For an argument by a seasoned military interrogator that rapport-building is far more effective than torture and cruelty, see Matthew Alexander with John R . Bruning, How to Break a Terrorist: The US Interrogators Who Used Brains, Not Brutality, to Take Down the Deadliest Man in Iraq (Free Press, 2008). Alexander, a pseudonym, led an interrogation team in Iraq that located Abu Musab al-Zarqawi, the leader of al-Qaeda in Iraq. For a more detached historical account drawing the same conclusion, and finding that there is no evidence that torture “works,” see Darius Rejali, Torture and Democracy (Princeton University Press, 2007). ↩
See “Remarks Prepared for Delivery by Attorney General Michael Mukasey at the 2008 Annual Meeting of the Federalist Society,” November 20, 2008, at www.usdoj.gov/ag/speeches/2008/ag-speech-081120.html; Jack Goldsmith, “No New Torture Probes,” The Washington Post, November 26, 2008. ↩
See my review of Goldsmith’s book The Terror Presidency: Law and Judgment Inside the Bush Administration in these pages, December 6, 2007. ↩
I am a member of the Board of the Center for Constitutional Rights, although I did not take part in the efforts to have criminal proceedings initiated against Rumsfeld. ↩
Mayer, The Dark Side, p. 143. ↩
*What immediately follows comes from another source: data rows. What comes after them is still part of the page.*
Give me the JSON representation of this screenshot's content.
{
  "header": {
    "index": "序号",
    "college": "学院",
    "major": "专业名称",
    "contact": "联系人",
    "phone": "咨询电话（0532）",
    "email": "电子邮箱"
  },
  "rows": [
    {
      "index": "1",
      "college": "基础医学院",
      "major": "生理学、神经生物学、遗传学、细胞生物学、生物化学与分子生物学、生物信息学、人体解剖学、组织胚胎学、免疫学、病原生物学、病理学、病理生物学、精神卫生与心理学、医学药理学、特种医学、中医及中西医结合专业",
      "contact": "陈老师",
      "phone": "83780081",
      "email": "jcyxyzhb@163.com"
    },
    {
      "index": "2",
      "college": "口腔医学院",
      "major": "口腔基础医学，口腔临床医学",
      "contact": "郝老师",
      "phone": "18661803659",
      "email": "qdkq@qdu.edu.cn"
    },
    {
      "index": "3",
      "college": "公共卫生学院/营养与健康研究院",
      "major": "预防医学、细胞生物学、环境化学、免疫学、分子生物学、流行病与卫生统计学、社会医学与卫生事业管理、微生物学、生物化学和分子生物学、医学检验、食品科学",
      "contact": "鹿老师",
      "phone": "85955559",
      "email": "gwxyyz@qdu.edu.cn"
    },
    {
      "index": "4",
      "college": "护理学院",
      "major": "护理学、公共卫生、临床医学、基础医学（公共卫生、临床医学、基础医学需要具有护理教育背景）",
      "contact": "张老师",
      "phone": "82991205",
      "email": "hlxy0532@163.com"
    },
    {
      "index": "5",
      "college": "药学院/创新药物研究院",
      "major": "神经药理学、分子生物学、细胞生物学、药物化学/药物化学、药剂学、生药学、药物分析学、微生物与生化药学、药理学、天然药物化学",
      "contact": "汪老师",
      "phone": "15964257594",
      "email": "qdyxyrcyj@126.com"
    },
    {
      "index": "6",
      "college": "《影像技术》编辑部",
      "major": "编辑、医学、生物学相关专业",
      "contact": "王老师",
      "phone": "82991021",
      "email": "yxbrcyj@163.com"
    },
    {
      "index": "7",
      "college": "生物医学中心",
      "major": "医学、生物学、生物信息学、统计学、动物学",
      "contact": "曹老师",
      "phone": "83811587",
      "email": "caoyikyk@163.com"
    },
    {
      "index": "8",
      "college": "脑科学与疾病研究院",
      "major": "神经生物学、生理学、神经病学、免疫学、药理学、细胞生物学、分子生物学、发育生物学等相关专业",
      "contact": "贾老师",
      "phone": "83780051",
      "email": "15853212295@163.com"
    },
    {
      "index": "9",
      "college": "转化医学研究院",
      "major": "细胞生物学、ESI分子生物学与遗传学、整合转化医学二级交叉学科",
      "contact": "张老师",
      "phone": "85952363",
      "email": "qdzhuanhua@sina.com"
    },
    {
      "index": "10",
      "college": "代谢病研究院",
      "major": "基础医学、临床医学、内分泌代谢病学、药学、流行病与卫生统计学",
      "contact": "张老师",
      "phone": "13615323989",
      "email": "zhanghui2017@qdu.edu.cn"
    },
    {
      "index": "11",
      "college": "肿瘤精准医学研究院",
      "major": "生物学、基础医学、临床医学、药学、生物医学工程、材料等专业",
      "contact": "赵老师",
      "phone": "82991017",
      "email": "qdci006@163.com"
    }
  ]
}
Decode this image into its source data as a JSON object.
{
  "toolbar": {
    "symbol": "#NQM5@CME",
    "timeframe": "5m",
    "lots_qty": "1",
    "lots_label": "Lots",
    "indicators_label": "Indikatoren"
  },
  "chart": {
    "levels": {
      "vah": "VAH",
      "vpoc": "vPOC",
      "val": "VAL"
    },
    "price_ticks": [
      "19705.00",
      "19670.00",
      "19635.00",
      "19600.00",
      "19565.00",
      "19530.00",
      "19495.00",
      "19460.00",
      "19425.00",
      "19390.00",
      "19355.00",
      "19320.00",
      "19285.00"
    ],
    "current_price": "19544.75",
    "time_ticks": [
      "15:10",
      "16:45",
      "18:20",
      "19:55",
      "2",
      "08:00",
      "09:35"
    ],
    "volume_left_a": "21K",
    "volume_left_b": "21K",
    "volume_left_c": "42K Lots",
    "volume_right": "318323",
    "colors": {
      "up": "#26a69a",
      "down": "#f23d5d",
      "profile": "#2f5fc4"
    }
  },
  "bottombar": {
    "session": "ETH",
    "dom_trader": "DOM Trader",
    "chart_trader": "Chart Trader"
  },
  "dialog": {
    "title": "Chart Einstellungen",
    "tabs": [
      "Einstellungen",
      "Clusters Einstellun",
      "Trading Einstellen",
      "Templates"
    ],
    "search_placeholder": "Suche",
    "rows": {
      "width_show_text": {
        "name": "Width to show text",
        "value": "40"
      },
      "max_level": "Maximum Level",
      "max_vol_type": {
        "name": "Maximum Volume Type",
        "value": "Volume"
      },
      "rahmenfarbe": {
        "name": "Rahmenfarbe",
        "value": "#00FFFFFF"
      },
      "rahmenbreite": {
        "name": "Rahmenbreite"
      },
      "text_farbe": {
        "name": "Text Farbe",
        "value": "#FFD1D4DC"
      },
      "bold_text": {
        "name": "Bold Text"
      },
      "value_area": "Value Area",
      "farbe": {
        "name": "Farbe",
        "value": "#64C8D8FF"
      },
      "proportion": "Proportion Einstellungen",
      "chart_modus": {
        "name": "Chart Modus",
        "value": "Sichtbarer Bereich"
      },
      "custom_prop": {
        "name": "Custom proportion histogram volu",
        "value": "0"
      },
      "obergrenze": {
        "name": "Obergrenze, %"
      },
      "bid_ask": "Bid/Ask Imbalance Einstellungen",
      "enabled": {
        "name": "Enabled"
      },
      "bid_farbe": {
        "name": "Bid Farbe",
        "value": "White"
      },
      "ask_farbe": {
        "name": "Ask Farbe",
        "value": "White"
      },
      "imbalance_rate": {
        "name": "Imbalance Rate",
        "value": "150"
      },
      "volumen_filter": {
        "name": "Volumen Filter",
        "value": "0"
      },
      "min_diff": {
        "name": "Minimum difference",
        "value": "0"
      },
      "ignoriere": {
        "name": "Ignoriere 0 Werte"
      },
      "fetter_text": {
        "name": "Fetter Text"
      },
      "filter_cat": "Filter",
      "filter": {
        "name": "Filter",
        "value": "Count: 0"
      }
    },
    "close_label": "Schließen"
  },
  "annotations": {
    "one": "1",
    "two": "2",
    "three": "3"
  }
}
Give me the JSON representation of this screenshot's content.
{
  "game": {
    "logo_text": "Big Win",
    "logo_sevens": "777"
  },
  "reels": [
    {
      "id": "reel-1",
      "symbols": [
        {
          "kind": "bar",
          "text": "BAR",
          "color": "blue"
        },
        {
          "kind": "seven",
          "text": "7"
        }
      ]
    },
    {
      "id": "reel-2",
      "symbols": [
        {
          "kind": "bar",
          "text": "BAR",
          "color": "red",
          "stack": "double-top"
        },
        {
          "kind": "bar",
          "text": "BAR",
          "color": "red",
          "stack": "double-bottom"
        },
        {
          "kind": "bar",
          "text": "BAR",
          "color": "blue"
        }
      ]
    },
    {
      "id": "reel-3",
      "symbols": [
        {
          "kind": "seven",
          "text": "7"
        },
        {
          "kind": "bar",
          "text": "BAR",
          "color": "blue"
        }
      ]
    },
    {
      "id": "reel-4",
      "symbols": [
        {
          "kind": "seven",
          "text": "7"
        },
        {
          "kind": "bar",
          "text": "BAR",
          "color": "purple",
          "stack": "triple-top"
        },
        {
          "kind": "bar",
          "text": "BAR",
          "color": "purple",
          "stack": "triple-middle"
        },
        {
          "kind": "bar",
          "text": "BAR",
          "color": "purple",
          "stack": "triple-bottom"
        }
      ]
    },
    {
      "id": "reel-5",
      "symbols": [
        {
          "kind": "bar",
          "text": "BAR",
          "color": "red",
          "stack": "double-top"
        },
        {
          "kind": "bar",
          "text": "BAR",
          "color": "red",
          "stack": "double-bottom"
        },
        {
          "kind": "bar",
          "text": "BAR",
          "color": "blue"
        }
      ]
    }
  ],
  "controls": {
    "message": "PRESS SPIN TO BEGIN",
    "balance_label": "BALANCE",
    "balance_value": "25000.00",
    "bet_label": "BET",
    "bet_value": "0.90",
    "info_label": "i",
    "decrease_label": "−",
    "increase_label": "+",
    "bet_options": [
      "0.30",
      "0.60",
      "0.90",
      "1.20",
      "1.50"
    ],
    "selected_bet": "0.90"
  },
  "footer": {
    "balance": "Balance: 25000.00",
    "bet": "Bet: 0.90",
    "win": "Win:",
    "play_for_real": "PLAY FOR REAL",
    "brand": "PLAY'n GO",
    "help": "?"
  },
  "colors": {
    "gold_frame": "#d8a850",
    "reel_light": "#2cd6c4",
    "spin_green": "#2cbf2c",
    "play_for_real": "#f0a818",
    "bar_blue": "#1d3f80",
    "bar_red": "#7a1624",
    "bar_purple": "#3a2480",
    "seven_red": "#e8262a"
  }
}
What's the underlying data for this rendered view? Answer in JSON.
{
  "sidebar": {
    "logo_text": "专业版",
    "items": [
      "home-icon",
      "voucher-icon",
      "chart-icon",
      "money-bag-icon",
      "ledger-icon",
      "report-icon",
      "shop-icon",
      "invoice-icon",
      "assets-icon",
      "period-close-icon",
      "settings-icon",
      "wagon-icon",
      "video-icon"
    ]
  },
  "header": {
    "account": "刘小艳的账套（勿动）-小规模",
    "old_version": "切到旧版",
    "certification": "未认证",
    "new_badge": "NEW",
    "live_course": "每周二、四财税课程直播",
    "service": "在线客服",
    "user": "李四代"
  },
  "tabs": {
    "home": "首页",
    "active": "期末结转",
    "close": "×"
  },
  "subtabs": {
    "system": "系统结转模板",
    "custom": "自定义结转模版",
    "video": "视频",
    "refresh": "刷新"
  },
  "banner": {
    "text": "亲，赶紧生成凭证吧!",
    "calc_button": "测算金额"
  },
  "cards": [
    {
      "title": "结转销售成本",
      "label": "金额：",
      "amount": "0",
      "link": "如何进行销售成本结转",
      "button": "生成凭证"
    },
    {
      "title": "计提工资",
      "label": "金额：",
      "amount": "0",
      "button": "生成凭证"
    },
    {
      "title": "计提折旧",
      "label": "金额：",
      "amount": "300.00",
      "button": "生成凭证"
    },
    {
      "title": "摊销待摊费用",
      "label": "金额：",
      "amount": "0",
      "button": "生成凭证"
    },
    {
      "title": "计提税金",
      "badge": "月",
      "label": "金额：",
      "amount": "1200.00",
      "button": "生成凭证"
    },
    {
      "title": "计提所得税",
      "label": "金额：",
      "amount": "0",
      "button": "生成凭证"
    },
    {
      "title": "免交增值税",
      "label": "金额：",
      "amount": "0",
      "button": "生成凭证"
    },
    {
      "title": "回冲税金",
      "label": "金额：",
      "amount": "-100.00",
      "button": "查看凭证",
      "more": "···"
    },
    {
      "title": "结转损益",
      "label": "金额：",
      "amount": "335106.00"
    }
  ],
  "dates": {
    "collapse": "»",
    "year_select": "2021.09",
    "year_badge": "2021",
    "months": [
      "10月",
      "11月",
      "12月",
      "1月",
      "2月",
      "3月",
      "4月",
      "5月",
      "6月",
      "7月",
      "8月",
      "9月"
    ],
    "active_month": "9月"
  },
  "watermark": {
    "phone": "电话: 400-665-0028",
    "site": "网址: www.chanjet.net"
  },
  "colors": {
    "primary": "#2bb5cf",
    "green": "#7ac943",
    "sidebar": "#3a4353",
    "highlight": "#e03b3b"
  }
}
The International Center for Transitional Justice, which focuses on the question of how new governments can pursue accountability for the crimes of former regimes—a problem more common in the developing world, but one that the United States itself must now confront—has written a very useful brief on the benefits of such a commission, and on how it should be constituted: Policy Brief: US Inquiry into Human Rights Abuses in the “War on Terror” (November 2008). ↩